> **What you will do**
Output the records exactly, every one of them.

> **Data for analysis**
=== Section Start ===

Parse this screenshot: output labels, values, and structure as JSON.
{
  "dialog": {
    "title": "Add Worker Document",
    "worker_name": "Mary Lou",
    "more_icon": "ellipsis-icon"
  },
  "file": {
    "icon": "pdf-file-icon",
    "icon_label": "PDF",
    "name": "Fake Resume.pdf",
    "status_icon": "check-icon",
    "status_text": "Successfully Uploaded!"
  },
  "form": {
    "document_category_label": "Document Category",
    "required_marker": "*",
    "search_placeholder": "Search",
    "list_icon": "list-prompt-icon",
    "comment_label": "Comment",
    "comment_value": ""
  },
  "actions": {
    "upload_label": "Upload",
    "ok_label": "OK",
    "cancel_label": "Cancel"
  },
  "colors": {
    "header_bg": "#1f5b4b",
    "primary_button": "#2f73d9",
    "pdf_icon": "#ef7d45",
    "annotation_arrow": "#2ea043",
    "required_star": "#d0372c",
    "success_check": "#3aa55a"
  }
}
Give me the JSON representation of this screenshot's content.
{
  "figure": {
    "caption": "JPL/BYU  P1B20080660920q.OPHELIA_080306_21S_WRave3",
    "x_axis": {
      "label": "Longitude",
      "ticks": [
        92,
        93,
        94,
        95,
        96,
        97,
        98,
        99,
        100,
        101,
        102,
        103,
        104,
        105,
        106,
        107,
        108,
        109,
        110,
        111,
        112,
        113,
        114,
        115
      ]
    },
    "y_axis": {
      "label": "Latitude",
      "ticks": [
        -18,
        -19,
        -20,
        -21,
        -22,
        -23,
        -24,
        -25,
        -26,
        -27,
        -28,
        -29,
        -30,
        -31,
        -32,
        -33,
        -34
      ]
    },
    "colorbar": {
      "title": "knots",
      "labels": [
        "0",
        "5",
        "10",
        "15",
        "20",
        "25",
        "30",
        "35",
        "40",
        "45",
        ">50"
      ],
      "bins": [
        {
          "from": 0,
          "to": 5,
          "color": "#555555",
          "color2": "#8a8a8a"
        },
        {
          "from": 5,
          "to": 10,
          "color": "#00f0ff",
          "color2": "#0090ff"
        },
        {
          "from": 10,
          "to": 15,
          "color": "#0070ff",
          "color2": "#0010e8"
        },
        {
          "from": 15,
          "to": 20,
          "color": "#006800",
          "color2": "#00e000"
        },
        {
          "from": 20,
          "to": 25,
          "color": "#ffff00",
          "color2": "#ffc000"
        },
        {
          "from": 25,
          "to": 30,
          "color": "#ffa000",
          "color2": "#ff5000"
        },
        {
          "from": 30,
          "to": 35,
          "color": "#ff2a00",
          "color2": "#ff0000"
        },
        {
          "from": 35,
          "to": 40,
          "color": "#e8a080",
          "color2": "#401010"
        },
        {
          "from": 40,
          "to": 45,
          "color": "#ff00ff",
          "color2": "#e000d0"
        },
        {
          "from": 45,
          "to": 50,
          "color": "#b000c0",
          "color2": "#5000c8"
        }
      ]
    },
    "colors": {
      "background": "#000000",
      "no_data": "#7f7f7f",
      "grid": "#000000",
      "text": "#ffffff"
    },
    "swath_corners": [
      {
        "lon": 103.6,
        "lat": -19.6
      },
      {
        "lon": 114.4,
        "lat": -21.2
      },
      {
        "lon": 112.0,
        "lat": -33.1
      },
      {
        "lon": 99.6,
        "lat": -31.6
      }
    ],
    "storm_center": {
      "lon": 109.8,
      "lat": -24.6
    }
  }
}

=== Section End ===

> **Response box**
Parse this screenshot: output labels, values, and structure as JSON.
{
  "dialog": {
    "title": "Add Worker Document",
    "worker_name": "Mary Lou",
    "more_icon": "ellipsis-icon"
  },
  "file": {
    "icon": "pdf-file-icon",
    "icon_label": "PDF",
    "name": "Fake Resume.pdf",
    "status_icon": "check-icon",
    "status_text": "Successfully Uploaded!"
  },
  "form": {
    "document_category_label": "Document Category",
    "required_marker": "*",
    "search_placeholder": "Search",
    "list_icon": "list-prompt-icon",
    "comment_label": "Comment",
    "comment_value": ""
  },
  "actions": {
    "upload_label": "Upload",
    "ok_label": "OK",
    "cancel_label": "Cancel"
  },
  "colors": {
    "header_bg": "#1f5b4b",
    "primary_button": "#2f73d9",
    "pdf_icon": "#ef7d45",
    "annotation_arrow": "#2ea043",
    "required_star": "#d0372c",
    "success_check": "#3aa55a"
  }
}
Give me the JSON representation of this screenshot's content.
{
  "figure": {
    "caption": "JPL/BYU  P1B20080660920q.OPHELIA_080306_21S_WRave3",
    "x_axis": {
      "label": "Longitude",
      "ticks": [
        92,
        93,
        94,
        95,
        96,
        97,
        98,
        99,
        100,
        101,
        102,
        103,
        104,
        105,
        106,
        107,
        108,
        109,
        110,
        111,
        112,
        113,
        114,
        115
      ]
    },
    "y_axis": {
      "label": "Latitude",
      "ticks": [
        -18,
        -19,
        -20,
        -21,
        -22,
        -23,
        -24,
        -25,
        -26,
        -27,
        -28,
        -29,
        -30,
        -31,
        -32,
        -33,
        -34
      ]
    },
    "colorbar": {
      "title": "knots",
      "labels": [
        "0",
        "5",
        "10",
        "15",
        "20",
        "25",
        "30",
        "35",
        "40",
        "45",
        ">50"
      ],
      "bins": [
        {
          "from": 0,
          "to": 5,
          "color": "#555555",
          "color2": "#8a8a8a"
        },
        {
          "from": 5,
          "to": 10,
          "color": "#00f0ff",
          "color2": "#0090ff"
        },
        {
          "from": 10,
          "to": 15,
          "color": "#0070ff",
          "color2": "#0010e8"
        },
        {
          "from": 15,
          "to": 20,
          "color": "#006800",
          "color2": "#00e000"
        },
        {
          "from": 20,
          "to": 25,
          "color": "#ffff00",
          "color2": "#ffc000"
        },
        {
          "from": 25,
          "to": 30,
          "color": "#ffa000",
          "color2": "#ff5000"
        },
        {
          "from": 30,
          "to": 35,
          "color": "#ff2a00",
          "color2": "#ff0000"
        },
        {
          "from": 35,
          "to": 40,
          "color": "#e8a080",
          "color2": "#401010"
        },
        {
          "from": 40,
          "to": 45,
          "color": "#ff00ff",
          "color2": "#e000d0"
        },
        {
          "from": 45,
          "to": 50,
          "color": "#b000c0",
          "color2": "#5000c8"
        }
      ]
    },
    "colors": {
      "background": "#000000",
      "no_data": "#7f7f7f",
      "grid": "#000000",
      "text": "#ffffff"
    },
    "swath_corners": [
      {
        "lon": 103.6,
        "lat": -19.6
      },
      {
        "lon": 114.4,
        "lat": -21.2
      },
      {
        "lon": 112.0,
        "lat": -33.1
      },
      {
        "lon": 99.6,
        "lat": -31.6
      }
    ],
    "storm_center": {
      "lon": 109.8,
      "lat": -24.6
    }
  }
}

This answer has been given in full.